EXTRACTED MATERIAL:
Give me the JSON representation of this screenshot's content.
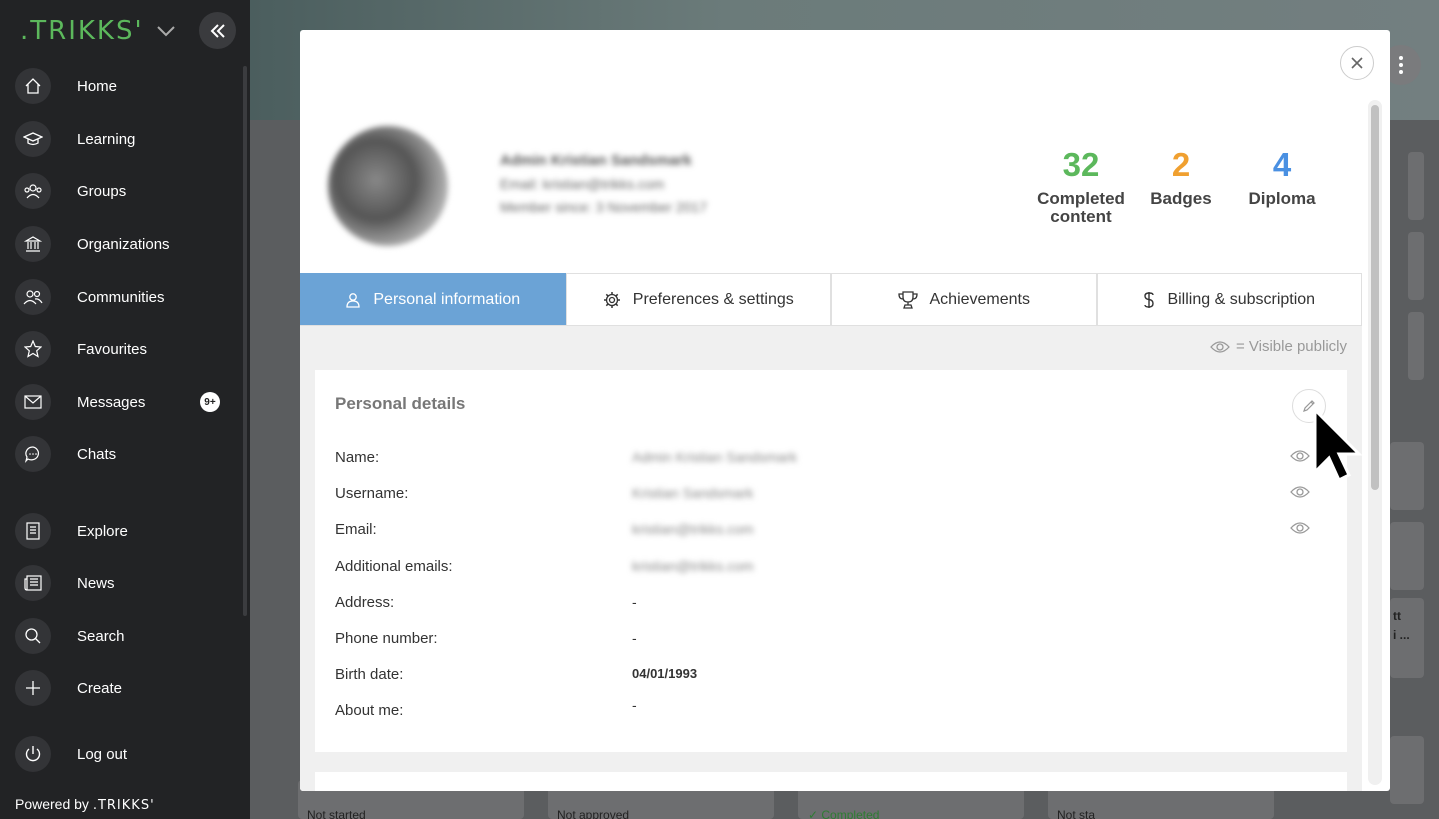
{
  "sidebar": {
    "logo": ".TRIKKS'",
    "items": [
      {
        "label": "Home",
        "icon": "home-icon"
      },
      {
        "label": "Learning",
        "icon": "graduation-cap-icon"
      },
      {
        "label": "Groups",
        "icon": "groups-icon"
      },
      {
        "label": "Organizations",
        "icon": "bank-icon"
      },
      {
        "label": "Communities",
        "icon": "communities-icon"
      },
      {
        "label": "Favourites",
        "icon": "star-icon"
      },
      {
        "label": "Messages",
        "icon": "envelope-icon",
        "badge": "9+"
      },
      {
        "label": "Chats",
        "icon": "chat-bubble-icon"
      },
      {
        "label": "Explore",
        "icon": "book-icon"
      },
      {
        "label": "News",
        "icon": "newspaper-icon"
      },
      {
        "label": "Search",
        "icon": "search-icon"
      },
      {
        "label": "Create",
        "icon": "plus-icon"
      },
      {
        "label": "Log out",
        "icon": "power-icon"
      }
    ],
    "powered_by": "Powered by",
    "powered_logo": ".TRIKKS'"
  },
  "background": {
    "statuses": [
      "Not started",
      "Not approved",
      "✓ Completed",
      "Not sta"
    ],
    "right_text": [
      "tt",
      "i ..."
    ]
  },
  "profile": {
    "name": "Admin Kristian Sandsmark",
    "email": "Email: kristian@trikks.com",
    "member_since": "Member since: 3 November 2017"
  },
  "stats": [
    {
      "value": "32",
      "label": "Completed content",
      "color": "#5cb85c"
    },
    {
      "value": "2",
      "label": "Badges",
      "color": "#f0a030"
    },
    {
      "value": "4",
      "label": "Diploma",
      "color": "#4a90e2"
    }
  ],
  "tabs": [
    {
      "label": "Personal information",
      "icon": "user-icon",
      "active": true
    },
    {
      "label": "Preferences & settings",
      "icon": "gear-icon",
      "active": false
    },
    {
      "label": "Achievements",
      "icon": "trophy-icon",
      "active": false
    },
    {
      "label": "Billing & subscription",
      "icon": "dollar-icon",
      "active": false
    }
  ],
  "visible_publicly": "= Visible publicly",
  "personal_details": {
    "title": "Personal details",
    "rows": [
      {
        "key": "Name:",
        "value": "Admin Kristian Sandsmark",
        "blur": true,
        "eye": true
      },
      {
        "key": "Username:",
        "value": "Kristian Sandsmark",
        "blur": true,
        "eye": true
      },
      {
        "key": "Email:",
        "value": "kristian@trikks.com",
        "blur": true,
        "eye": true
      },
      {
        "key": "Additional emails:",
        "value": "kristian@trikks.com",
        "blur": true,
        "eye": false
      },
      {
        "key": "Address:",
        "value": "-",
        "blur": false,
        "eye": false
      },
      {
        "key": "Phone number:",
        "value": "-",
        "blur": false,
        "eye": false
      },
      {
        "key": "Birth date:",
        "value": "04/01/1993",
        "blur": false,
        "bold": true,
        "eye": false
      },
      {
        "key": "About me:",
        "value": "-",
        "blur": false,
        "eye": false
      }
    ]
  },
  "colors": {
    "accent": "#6ba3d6",
    "sidebar": "#222325",
    "logo": "#5cb85c"
  }
}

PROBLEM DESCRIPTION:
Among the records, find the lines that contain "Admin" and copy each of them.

RESPONSE:
    "name": "Admin Kristian Sandsmark",
        "value": "Admin Kristian Sandsmark",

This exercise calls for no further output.